They are also tackling a record number of jobs to repair damage caused by gale-force winds. Over the Christmas and New Year period the highways management centre, which coordinates work to keep Kent moving, dealt with more than 1,500 calls about fallen trees.
Many highways staff cancelled or postponed holidays over Christmas as flooding closed roads across the county.
Now they are repairing damage on a priority basis. In a number of cases, work can only begin when the water table levels have subsided. For instance, asphalt pavement and block-paving repairs can only be carried out when water has drained away and the sub-surface is strong enough.
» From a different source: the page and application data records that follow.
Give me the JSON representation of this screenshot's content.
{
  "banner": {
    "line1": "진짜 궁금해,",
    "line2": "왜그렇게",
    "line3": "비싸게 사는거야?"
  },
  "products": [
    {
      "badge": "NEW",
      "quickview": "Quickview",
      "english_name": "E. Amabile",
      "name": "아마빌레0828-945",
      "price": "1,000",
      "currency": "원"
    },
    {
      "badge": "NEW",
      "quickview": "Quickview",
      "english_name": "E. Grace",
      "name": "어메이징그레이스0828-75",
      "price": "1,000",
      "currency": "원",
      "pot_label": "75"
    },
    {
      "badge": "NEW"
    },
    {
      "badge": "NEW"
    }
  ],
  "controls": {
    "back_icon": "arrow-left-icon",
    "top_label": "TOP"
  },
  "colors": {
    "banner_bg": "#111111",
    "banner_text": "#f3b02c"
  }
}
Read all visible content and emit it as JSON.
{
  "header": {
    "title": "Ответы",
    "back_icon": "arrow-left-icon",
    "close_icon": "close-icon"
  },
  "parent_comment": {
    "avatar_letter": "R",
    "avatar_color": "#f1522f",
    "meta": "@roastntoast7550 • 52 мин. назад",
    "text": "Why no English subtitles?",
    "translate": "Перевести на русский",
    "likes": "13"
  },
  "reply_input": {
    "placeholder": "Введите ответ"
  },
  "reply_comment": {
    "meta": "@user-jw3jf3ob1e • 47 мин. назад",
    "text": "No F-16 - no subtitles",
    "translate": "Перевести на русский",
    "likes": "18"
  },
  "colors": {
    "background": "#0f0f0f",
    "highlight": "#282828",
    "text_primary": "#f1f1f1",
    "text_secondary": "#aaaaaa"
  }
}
David Brazier, Kent County Council cabinet member for transport and environment, said: “We are aware that many people suffered as a result of the severe weather. Our roads and infrastructure received a battering too.
“The extreme wet weather will cause potholes and we have geared up to tackle this, making permanent, first-time fixes as the first choice repair process. On occasion we will make a temporary repair until a permanent one can be programmed in.
“We are committed to repairing these within our service standard of 28 days. Our approach to maintenance, though, has meant at the close of the year, we reduced the average time to fix a pothole down to just 14 days.
“Our drainage systems and footpaths have been damaged where trees have been torn out by their roots. This work is also being programmed in for repair.”